FORTUNA (KIEM) – They’re the first lines of communication and they’re the un-sung heroes who work behind the desk for hours and even days at a time.
The Fortuna Emergency Command Center is the brain for dozens of first responders
“You have to be able to multi-task, you have to be able to talk, type and listen, all at the same time and be able to process information that is constantly incoming,” said Cal Fire Communications Operator Kaitlyn Teasley.
Dispatchers take in calls from residents all over Humboldt County.
“Typically people are calling 911 at the worst point of their day, perhaps of their life,” said Cal Fire Fire Captain Jennifer Scales.
“You never know when you answer that 911 what type of call that you’re going to have.”
But the Center doesn’t just serve Cal Fire. It is the hub for over thirty local agencies.
“We dispatch and provide services for approximately over thirty-five local volunteer departments,” said Scales.
There are specific codes for them to identify each crew out in the field.
“If something starts with a 1-2, or a 12 essentially, that means it is a Cal Fire unit,” says Scales, “for local departments for example, Loleta fire, their numbers start with 7-5,”

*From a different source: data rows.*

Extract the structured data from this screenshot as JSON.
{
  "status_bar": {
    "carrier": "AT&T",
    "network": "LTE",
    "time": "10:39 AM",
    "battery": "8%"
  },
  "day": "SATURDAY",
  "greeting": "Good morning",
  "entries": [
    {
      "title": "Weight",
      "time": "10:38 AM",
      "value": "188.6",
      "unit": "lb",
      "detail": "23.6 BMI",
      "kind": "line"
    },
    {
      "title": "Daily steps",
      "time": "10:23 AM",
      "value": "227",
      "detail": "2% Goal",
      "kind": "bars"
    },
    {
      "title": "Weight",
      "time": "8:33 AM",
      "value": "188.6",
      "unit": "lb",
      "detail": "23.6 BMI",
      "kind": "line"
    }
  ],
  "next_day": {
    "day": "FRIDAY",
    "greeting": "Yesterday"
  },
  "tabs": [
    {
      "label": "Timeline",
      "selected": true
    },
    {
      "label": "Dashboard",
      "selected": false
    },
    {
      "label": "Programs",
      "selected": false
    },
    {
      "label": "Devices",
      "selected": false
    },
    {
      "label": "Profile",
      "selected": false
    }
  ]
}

In this job, communication is key because in any crisis the situation can quickly change.
“It can be very mellow in here at times,” said Teasley.
“Then all of a sudden you’ve got a vegetation fire and its threatening structures and threatening people’s homes, it’s burning and people are scared.”

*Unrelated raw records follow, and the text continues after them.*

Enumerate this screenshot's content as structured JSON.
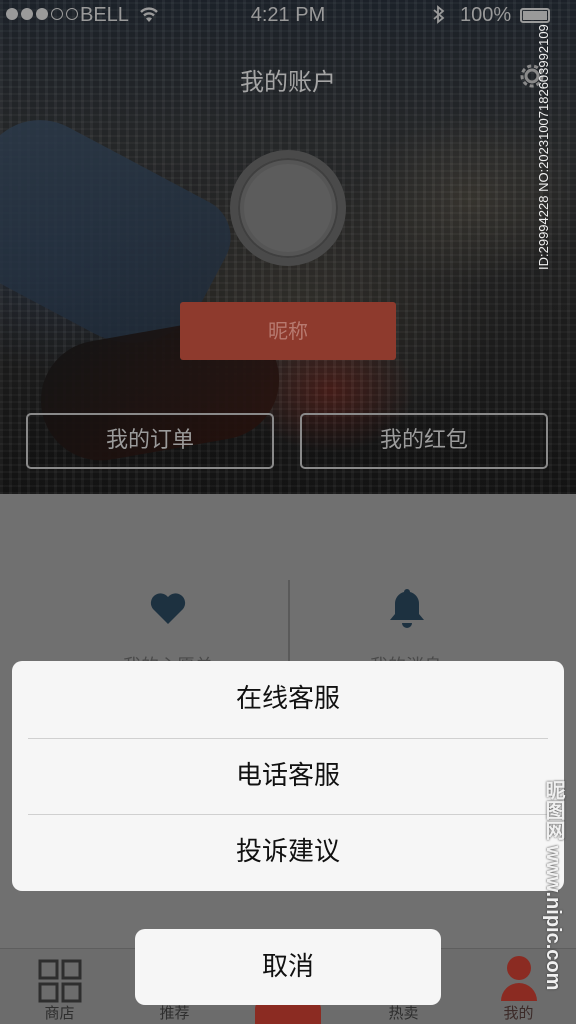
{
  "status_bar": {
    "carrier": "BELL",
    "time": "4:21 PM",
    "battery": "100%"
  },
  "header": {
    "title": "我的账户"
  },
  "profile": {
    "nickname_button": "昵称"
  },
  "quick_buttons": {
    "orders": "我的订单",
    "red_packet": "我的红包"
  },
  "shortcuts": {
    "favorites_label": "我的心愿单",
    "messages_label": "我的消息"
  },
  "action_sheet": {
    "items": [
      "在线客服",
      "电话客服",
      "投诉建议"
    ],
    "cancel": "取消"
  },
  "tab_bar": {
    "items": [
      {
        "label": "商店",
        "icon": "grid-icon"
      },
      {
        "label": "推荐",
        "icon": "recommend-icon"
      },
      {
        "label": "",
        "icon": "center-button"
      },
      {
        "label": "热卖",
        "icon": "hot-icon"
      },
      {
        "label": "我的",
        "icon": "person-icon"
      }
    ]
  },
  "watermark": {
    "id": "ID:29994228 NO:20231007182603992109",
    "site": "昵图网 www.nipic.com"
  },
  "colors": {
    "accent": "#8e3a2d",
    "overlay": "#707070",
    "sheet": "#f6f6f6"
  }
}
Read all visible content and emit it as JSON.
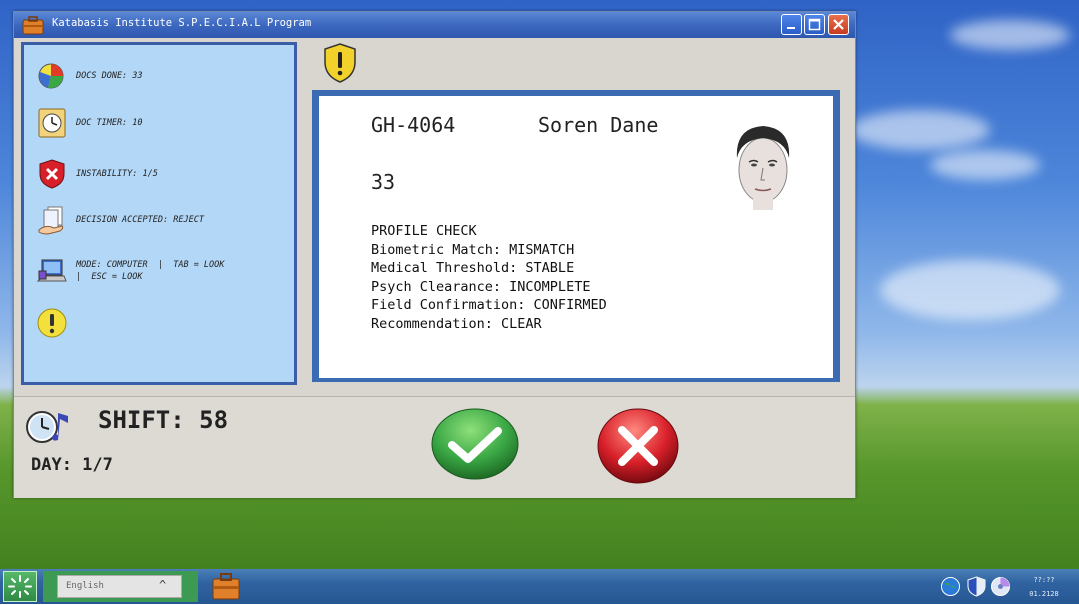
{
  "window": {
    "title": "Katabasis Institute S.P.E.C.I.A.L Program"
  },
  "sidebar": {
    "items": [
      {
        "label": "DOCS DONE: 33",
        "icon": "pie-chart-icon"
      },
      {
        "label": "DOC TIMER: 10",
        "icon": "clock-icon"
      },
      {
        "label": "INSTABILITY: 1/5",
        "icon": "shield-x-icon"
      },
      {
        "label": "DECISION ACCEPTED: REJECT",
        "icon": "hand-document-icon"
      },
      {
        "label": "MODE: COMPUTER  |  TAB = LOOK\n|  ESC = LOOK",
        "icon": "computer-icon"
      },
      {
        "label": "",
        "icon": "exclamation-icon"
      }
    ]
  },
  "document": {
    "id": "GH-4064",
    "name": "Soren Dane",
    "age": "33",
    "lines": [
      "PROFILE CHECK",
      "Biometric Match: MISMATCH",
      "Medical Threshold: STABLE",
      "Psych Clearance: INCOMPLETE",
      "Field Confirmation: CONFIRMED",
      "Recommendation: CLEAR"
    ]
  },
  "status": {
    "shift": "SHIFT: 58",
    "day": "DAY: 1/7"
  },
  "taskbar": {
    "language": "English",
    "time": "??:??",
    "date": "01.2128"
  },
  "colors": {
    "titlebar": "#3d68c0",
    "sidebar_bg": "#b3d7f6",
    "sidebar_border": "#3a5fa8",
    "doc_frame": "#3a6bb3",
    "accept": "#3aa845",
    "reject": "#d8202a"
  }
}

Dispatchers are always keeping a watchful eye and ear out. Even with the ongoing Mountain Fire, dispatch here in Humboldt, are in constant communication with crews in Shasta County.

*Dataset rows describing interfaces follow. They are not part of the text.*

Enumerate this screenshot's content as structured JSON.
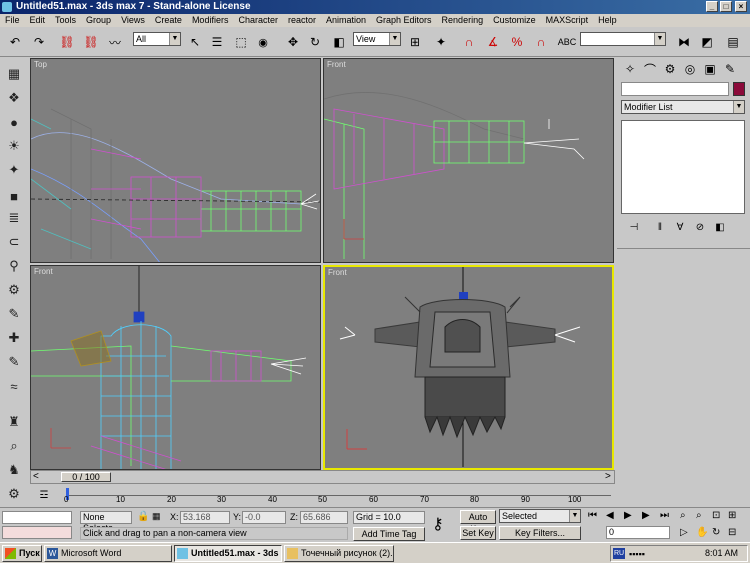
{
  "window": {
    "title": "Untitled51.max - 3ds max 7 - Stand-alone License"
  },
  "menu": [
    "File",
    "Edit",
    "Tools",
    "Group",
    "Views",
    "Create",
    "Modifiers",
    "Character",
    "reactor",
    "Animation",
    "Graph Editors",
    "Rendering",
    "Customize",
    "MAXScript",
    "Help"
  ],
  "toolbar": {
    "filter_select": "All",
    "coord_select": "View"
  },
  "viewports": {
    "top_left": "Top",
    "top_right": "Front",
    "bottom_left": "Front",
    "bottom_right": "Front"
  },
  "command_panel": {
    "modifier_list": "Modifier List",
    "accent_color": "#8b0a3a"
  },
  "timeline": {
    "frame_counter": "0 / 100",
    "ticks": [
      "10",
      "20",
      "30",
      "40",
      "50",
      "60",
      "70",
      "80",
      "90",
      "100"
    ],
    "tick_zero": "0"
  },
  "status": {
    "selection": "None Selecte",
    "x_label": "X:",
    "x_value": "53.168",
    "y_label": "Y:",
    "y_value": "-0.0",
    "z_label": "Z:",
    "z_value": "65.686",
    "grid": "Grid = 10.0",
    "prompt": "Click and drag to pan a non-camera view",
    "add_time_tag": "Add Time Tag",
    "auto_key": "Auto Key",
    "set_key": "Set Key",
    "key_mode": "Selected",
    "key_filters": "Key Filters...",
    "frame": "0"
  },
  "taskbar": {
    "start": "Пуск",
    "tasks": [
      "Microsoft Word",
      "Untitled51.max - 3ds ...",
      "Точечный рисунок (2)...."
    ],
    "lang": "RU",
    "time": "8:01 AM"
  }
}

The task can be taxing, draining, and daunting with dispatchers working hours and even days at a time.
But it’s a role that they’re proud to serve in.